I find that some people are hard to manage. Any lessons to pass along?

One of the hardest lessons I've had to learn is how to make tough decisions, such as staff changes, especially when strong emotions and working relationships are involved. It can be downright distressing, but at the end of the day, you have to create a company culture that's rooted in respect and trust from the beginning.

Is there a strategy to create and maintain that kind of culture of 'trust' and  'respect'?

I frequently hold small roundtable discussions with employees to get a pulse on how everyone feels. Within these meetings, I encourage everyone to express their thoughts and concerns. I want to create a safe environment where employees know they're heard and their opinions are valued. 

What would you say leadership means to you? How do you define it?

I always say that my teams don't work for me; I work for them.

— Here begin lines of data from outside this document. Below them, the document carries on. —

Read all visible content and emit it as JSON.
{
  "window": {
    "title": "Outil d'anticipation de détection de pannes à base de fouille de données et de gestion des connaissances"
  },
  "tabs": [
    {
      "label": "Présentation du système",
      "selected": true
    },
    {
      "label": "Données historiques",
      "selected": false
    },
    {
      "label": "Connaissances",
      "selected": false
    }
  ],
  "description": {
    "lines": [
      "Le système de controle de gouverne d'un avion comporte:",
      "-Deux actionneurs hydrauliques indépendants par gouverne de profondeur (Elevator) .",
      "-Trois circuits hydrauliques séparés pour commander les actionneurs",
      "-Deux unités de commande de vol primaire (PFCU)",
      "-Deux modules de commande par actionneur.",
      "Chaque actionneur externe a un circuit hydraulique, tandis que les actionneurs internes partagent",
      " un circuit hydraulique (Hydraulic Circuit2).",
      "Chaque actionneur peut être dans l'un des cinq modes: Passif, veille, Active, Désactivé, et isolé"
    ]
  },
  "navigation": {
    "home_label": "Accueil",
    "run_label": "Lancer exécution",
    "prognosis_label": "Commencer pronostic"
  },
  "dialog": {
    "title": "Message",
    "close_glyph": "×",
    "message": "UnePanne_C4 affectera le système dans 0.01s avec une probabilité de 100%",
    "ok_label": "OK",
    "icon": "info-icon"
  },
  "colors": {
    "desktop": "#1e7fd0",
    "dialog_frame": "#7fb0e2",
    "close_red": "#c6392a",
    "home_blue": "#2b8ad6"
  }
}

That's what true leadership is. My job as a business leader is to clear hurdles so that they can successfully do their jobs. 

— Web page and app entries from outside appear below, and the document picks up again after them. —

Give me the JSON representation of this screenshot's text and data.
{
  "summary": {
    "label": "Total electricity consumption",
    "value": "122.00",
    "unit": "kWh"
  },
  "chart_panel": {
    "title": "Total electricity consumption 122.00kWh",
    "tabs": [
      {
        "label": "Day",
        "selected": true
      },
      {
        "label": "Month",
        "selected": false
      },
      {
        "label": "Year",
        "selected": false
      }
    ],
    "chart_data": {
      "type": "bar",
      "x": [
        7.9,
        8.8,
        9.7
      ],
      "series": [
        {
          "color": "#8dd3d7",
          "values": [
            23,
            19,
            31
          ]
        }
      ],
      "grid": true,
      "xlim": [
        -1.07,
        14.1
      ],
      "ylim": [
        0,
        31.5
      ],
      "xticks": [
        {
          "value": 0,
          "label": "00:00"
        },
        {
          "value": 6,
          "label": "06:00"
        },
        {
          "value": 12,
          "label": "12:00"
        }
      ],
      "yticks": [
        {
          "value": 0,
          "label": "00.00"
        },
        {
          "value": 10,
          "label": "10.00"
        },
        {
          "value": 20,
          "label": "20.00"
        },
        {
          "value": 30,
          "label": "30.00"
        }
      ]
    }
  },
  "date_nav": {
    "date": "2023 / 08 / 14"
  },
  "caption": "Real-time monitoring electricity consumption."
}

The theme I'm hearing you say is that moving to a more human leadership approach gets results, maybe more so than traditional management styles?

Taking it a step further, it's not just about getting results; it's about building a team that genuinely loves waking up for work in the morning. We spend so much time in the office away from our homes, that it's important to love what you do and your team. I get up in the morning and am incredibly excited about where the industry is going and the opportunities that lie ahead of me. It's my job as a business leader to spark that same excitement and fire within others. 

Expand on your 'open door, open ear' policy.  

Investing in the simple act of listening and prioritizing each individual at my company regardless of rank motivates and excites people about the work we're all doing. They know their ideas will be heard. When I look around and see people who have worked for me for 18 years through four different companies, it's a testimony that this approach works. 

What advice would you give to current or aspiring leaders looking to create more human workplaces?

Trust the team you build, and let people do the jobs you hired them to do -- you chose them for a reason. Give them the freedom to experiment and try new strategies. Sometimes these ideas work out, and sometimes they'll backfire and you'll have to bail them out, but risk-taking is essential to get to the next level. 

Lastly, who are your role models and why?

One that comes to mind is coach John Wooden. I've been blown away by his ability to lead a team, and think that many aspects of his leadership style can be applied off the court and within the business realm. The simplicity in his approach to coaching was most inspiring. Ultimately, his goal was to create good human beings, not merely awesome players, and he accomplished this by instilling trust and open-mindedness into all players. That's why his teams succeeded and that's why leadership teams will thrive too; there must be trust and open-mindedness. 

Check out other interviews in the series:

  • Ajeet Singh, co-founder and Executive Chairman of ThoughtSpot
  • Peter Cancro, CEO of Jersey Mike's Franchise Systems
  • Bob Johnston, CEO and chairman of Front Burner (the franchise management company for The Melting Pot restaurant brand)